In the first of a series of test cases opposing the cap, lawyers for four welfare-dependent families said victims of domestic violence could even be forced to return to their abusers:
“Two of the families will receive nil for basic subsistence (food, clothes, heating) as their rent exceeds the £500 per week cap. They will immediately fall into arrears, face eviction and street homelessness. Two of the families have fled domestic violence in circumstances where they were financially reliant upon their abusive partners, and they now face a stark choice between descending further into poverty and risking losing their homes, or returning to their abusers in order to escape the imposition of the cap.”
Affected families cannot appeal against the cap, which is, the government claims, intended to encourage the unemployed to return to work and ensure that they do not receive more in benefits than the average salary. The government estimates that around 56,000 households will be affected, losing an average of £93 per week.
The cap applies regardless of the number of children in a household.

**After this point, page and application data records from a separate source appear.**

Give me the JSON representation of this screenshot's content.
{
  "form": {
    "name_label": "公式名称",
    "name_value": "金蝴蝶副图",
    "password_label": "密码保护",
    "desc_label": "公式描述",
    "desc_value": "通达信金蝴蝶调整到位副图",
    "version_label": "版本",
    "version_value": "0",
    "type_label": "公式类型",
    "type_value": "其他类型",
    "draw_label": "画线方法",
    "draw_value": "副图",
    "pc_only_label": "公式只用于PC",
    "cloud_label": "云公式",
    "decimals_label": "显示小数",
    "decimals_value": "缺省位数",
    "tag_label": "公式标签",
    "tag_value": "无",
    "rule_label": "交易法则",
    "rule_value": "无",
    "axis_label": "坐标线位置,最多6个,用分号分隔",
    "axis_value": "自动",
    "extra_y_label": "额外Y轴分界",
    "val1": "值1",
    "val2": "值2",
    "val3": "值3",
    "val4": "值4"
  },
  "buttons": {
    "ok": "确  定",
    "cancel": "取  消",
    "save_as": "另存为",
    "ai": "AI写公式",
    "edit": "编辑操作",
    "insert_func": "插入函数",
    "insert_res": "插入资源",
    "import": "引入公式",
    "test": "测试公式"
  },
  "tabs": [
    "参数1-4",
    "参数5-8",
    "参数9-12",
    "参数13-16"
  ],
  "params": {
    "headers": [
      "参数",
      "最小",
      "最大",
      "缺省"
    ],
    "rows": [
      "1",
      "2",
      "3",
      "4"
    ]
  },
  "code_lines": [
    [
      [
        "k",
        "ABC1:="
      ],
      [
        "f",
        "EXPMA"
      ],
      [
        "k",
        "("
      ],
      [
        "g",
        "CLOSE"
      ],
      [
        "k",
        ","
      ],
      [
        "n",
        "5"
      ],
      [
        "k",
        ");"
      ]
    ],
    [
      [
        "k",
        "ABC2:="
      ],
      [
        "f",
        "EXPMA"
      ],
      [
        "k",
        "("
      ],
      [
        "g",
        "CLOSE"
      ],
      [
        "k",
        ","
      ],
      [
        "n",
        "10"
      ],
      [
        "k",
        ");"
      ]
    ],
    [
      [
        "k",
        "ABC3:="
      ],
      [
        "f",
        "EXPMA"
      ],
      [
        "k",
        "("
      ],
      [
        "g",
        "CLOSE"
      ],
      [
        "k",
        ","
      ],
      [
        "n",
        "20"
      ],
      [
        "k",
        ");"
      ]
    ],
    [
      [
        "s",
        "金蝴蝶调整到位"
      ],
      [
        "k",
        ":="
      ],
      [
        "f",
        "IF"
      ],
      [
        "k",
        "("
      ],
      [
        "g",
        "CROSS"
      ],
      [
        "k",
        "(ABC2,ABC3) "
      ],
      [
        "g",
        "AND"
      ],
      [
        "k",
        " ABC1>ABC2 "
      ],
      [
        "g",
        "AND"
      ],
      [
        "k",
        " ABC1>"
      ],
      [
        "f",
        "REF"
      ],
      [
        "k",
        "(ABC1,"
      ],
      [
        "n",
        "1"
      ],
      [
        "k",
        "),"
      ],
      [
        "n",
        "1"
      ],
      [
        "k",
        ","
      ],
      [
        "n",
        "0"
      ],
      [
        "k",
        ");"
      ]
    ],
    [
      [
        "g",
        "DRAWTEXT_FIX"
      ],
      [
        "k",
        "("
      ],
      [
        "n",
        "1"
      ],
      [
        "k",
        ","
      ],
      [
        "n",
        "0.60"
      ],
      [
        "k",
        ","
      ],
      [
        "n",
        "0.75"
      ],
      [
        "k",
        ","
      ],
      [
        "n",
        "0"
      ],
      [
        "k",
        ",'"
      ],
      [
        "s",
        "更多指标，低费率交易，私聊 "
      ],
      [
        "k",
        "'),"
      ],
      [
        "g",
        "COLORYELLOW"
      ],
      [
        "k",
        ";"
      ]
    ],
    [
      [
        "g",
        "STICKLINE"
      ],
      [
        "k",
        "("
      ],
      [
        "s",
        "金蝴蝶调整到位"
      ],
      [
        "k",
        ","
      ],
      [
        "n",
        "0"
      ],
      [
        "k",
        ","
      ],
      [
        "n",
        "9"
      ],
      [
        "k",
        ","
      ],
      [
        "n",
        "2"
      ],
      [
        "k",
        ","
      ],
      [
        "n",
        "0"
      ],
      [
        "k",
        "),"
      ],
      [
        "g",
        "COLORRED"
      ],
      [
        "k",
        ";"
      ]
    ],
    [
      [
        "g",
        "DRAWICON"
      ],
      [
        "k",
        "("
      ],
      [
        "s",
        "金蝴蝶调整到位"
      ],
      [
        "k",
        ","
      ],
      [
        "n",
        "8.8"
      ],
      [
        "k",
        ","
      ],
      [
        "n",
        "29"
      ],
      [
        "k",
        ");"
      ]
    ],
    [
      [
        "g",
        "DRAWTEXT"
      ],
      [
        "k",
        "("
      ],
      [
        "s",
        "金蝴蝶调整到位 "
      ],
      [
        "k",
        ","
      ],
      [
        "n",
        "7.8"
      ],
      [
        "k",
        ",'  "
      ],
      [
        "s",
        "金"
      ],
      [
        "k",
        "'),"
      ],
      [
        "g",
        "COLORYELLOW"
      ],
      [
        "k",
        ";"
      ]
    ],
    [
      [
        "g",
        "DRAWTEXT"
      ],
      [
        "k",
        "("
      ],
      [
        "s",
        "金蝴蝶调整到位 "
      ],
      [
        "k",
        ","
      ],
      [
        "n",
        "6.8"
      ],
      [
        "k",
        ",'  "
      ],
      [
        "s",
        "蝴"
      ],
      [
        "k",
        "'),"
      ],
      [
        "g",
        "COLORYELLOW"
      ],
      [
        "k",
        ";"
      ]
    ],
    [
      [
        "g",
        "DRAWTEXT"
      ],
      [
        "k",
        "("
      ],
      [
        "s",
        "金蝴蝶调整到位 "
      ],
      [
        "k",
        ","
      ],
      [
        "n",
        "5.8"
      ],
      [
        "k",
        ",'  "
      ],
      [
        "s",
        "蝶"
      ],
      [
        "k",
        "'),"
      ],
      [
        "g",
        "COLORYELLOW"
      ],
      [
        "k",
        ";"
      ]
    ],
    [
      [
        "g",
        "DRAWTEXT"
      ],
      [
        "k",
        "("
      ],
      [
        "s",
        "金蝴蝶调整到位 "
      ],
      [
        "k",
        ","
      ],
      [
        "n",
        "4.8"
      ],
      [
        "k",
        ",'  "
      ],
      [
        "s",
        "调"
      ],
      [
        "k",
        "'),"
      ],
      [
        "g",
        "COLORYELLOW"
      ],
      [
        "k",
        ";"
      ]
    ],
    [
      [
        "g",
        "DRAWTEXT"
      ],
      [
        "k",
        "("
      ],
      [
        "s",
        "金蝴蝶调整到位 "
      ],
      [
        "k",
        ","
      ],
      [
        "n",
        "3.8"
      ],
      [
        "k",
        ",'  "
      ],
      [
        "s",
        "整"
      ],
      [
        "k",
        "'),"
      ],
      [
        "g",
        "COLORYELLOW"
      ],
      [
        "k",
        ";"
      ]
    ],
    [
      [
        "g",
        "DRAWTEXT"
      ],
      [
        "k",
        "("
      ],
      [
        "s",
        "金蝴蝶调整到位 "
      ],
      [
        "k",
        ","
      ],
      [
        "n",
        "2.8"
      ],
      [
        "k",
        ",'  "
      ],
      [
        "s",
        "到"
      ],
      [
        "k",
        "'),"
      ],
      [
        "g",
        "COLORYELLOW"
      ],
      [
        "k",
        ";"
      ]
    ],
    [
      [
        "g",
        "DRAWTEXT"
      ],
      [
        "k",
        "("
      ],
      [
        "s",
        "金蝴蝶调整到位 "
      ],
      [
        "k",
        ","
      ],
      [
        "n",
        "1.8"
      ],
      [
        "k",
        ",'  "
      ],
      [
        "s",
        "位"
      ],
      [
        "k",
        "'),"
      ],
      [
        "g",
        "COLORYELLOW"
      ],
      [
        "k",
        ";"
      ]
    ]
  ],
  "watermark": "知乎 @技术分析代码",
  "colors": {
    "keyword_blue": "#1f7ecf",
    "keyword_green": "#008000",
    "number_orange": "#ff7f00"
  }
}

The test case papers question the legality of the cuts.
“The families who bring this claim are indicative of … concerns regarding the legality of the policy, including its discriminatory effect, given its disproportionately adverse impact upon women (particularly single mothers), children, the disabled, and certain racial and religious groups.”
A Department for Work and Pensions spokesman insisted that the benefits cap ensured “fair limits” in the welfare system: “We are confident that the benefit cap measures are lawful and do not discriminate against any groups.”
Photo by Chris Guy via Flickr under a Creative Commons licence